## Dataset rows for apps and sites
....................

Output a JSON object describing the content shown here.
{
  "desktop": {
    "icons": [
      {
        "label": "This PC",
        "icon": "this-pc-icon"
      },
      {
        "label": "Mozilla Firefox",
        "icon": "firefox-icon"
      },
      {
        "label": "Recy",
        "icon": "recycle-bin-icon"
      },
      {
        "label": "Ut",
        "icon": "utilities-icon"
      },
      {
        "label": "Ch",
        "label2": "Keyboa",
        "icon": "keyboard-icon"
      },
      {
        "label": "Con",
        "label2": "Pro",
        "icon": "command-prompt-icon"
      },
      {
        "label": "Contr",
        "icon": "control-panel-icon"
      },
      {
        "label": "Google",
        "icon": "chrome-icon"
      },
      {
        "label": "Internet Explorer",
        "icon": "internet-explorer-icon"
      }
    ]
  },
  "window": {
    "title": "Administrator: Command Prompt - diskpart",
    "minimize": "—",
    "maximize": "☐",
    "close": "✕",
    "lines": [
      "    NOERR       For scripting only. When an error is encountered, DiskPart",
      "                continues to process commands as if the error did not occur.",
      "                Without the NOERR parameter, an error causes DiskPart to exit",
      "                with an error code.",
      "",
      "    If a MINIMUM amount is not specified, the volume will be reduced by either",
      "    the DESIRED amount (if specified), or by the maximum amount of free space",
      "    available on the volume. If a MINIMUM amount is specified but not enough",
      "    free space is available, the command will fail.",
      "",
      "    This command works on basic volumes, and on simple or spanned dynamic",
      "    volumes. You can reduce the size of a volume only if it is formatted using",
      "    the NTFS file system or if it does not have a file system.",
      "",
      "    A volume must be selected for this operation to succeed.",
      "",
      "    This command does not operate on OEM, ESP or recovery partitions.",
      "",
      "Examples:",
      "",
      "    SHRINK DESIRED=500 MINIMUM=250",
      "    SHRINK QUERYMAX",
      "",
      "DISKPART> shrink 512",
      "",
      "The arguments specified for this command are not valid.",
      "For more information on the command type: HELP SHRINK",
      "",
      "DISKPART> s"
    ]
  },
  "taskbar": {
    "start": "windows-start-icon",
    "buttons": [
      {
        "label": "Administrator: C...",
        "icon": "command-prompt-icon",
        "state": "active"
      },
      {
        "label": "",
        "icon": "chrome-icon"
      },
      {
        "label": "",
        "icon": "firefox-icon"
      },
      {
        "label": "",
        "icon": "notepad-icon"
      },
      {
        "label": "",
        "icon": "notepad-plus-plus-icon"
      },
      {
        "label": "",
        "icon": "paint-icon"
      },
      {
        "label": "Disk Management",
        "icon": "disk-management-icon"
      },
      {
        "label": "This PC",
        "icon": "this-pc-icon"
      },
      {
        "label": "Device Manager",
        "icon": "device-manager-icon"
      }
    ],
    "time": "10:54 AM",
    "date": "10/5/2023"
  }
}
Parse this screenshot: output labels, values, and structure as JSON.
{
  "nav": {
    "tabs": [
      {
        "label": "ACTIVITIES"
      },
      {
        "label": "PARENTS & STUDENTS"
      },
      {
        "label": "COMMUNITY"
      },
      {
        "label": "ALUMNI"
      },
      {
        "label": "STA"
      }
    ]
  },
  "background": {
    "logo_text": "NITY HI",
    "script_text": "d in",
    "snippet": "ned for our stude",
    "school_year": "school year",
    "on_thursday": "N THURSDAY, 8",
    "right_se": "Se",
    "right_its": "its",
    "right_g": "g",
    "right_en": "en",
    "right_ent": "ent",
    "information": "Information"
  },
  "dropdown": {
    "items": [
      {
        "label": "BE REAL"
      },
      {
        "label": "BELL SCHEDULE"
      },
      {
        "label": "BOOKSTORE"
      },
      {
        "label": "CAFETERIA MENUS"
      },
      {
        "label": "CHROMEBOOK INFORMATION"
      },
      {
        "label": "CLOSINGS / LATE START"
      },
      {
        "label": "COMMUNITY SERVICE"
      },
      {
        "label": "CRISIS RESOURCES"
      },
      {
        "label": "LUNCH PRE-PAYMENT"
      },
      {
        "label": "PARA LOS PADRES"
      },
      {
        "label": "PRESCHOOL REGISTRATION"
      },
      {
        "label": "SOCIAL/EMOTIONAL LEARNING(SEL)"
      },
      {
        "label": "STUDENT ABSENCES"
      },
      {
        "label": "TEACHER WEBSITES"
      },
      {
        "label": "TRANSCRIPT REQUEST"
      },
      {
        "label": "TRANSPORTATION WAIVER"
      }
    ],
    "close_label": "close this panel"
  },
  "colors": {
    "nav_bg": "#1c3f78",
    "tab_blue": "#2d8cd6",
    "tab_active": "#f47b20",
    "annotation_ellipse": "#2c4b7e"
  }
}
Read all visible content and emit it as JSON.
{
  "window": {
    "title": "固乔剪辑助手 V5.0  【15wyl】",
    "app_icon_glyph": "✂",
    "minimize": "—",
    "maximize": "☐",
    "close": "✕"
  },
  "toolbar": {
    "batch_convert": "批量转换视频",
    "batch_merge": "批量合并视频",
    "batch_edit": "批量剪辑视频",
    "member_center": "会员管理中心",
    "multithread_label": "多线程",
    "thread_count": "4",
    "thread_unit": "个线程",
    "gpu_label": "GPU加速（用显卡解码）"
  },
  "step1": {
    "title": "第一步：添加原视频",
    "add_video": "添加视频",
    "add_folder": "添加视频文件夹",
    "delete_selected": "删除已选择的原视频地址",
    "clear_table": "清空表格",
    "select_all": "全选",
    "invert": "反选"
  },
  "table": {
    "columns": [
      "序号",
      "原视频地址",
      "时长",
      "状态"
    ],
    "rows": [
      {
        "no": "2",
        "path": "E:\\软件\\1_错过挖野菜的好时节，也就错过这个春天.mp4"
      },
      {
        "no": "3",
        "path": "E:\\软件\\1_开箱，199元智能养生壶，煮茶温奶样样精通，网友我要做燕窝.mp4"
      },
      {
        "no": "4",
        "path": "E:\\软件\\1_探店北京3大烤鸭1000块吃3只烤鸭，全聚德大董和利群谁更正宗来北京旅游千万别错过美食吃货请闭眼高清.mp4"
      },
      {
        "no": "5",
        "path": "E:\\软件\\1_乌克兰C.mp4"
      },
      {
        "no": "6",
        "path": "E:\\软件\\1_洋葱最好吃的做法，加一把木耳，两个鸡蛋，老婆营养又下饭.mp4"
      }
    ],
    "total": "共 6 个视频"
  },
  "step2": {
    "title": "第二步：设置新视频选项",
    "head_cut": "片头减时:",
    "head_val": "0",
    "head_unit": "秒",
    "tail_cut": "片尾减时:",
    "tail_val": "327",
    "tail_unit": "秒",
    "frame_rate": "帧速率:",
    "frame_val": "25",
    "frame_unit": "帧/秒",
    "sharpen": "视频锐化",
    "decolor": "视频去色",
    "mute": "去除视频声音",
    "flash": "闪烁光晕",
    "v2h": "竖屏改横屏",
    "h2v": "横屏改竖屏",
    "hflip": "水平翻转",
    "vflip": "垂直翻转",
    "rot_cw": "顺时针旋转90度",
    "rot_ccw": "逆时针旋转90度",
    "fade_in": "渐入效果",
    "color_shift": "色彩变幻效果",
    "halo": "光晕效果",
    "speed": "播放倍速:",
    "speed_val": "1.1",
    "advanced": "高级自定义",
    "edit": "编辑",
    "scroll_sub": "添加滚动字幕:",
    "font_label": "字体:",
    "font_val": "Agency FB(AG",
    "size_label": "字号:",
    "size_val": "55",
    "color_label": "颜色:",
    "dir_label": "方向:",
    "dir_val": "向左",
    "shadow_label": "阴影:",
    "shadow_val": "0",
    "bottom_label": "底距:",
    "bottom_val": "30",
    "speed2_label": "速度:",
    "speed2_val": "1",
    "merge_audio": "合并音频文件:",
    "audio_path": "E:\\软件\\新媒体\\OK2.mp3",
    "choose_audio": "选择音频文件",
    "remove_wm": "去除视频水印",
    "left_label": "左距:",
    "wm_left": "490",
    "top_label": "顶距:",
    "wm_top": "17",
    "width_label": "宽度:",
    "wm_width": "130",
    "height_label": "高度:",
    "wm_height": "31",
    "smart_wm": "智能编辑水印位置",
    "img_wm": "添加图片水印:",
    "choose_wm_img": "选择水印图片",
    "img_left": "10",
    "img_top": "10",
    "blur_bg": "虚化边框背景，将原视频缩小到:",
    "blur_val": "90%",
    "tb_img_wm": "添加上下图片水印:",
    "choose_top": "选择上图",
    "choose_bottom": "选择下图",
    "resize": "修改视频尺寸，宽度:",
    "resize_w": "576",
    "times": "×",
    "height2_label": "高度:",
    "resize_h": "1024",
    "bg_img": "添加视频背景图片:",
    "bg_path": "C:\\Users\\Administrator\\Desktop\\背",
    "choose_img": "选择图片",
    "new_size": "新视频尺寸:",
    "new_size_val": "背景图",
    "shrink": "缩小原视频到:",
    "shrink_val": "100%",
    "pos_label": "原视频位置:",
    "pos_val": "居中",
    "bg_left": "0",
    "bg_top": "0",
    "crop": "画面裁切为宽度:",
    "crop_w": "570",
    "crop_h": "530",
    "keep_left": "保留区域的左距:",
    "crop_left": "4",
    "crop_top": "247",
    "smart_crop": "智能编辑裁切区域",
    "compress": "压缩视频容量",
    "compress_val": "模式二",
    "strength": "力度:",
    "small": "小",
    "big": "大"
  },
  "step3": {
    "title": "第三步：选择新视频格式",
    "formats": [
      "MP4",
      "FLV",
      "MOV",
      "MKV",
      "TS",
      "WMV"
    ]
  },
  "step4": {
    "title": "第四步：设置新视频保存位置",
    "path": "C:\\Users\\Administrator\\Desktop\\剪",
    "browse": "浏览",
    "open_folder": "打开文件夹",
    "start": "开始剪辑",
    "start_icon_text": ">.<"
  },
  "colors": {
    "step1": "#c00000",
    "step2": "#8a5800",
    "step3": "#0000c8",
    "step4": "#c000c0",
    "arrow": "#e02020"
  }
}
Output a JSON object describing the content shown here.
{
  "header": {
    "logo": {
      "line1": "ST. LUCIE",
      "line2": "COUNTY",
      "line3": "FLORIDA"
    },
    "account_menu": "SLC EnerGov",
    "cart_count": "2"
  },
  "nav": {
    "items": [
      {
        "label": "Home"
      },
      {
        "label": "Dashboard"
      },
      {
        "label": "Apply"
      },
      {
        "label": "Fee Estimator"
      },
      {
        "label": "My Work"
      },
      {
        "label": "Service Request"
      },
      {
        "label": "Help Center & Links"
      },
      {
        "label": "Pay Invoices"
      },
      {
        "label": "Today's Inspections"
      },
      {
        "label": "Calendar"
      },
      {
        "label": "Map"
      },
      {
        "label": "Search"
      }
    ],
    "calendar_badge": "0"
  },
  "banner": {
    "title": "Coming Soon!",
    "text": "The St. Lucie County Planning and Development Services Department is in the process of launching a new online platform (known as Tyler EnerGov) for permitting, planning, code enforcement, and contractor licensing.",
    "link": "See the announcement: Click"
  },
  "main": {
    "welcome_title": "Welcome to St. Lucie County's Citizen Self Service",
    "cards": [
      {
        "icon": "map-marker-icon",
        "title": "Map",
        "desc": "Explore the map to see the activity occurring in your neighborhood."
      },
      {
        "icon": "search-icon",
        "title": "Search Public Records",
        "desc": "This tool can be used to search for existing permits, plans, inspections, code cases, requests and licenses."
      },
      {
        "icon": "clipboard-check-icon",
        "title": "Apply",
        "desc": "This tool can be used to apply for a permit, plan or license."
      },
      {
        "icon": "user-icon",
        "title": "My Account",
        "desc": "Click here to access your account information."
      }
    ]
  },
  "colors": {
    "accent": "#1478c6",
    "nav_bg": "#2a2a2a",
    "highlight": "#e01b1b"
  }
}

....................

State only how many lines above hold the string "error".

4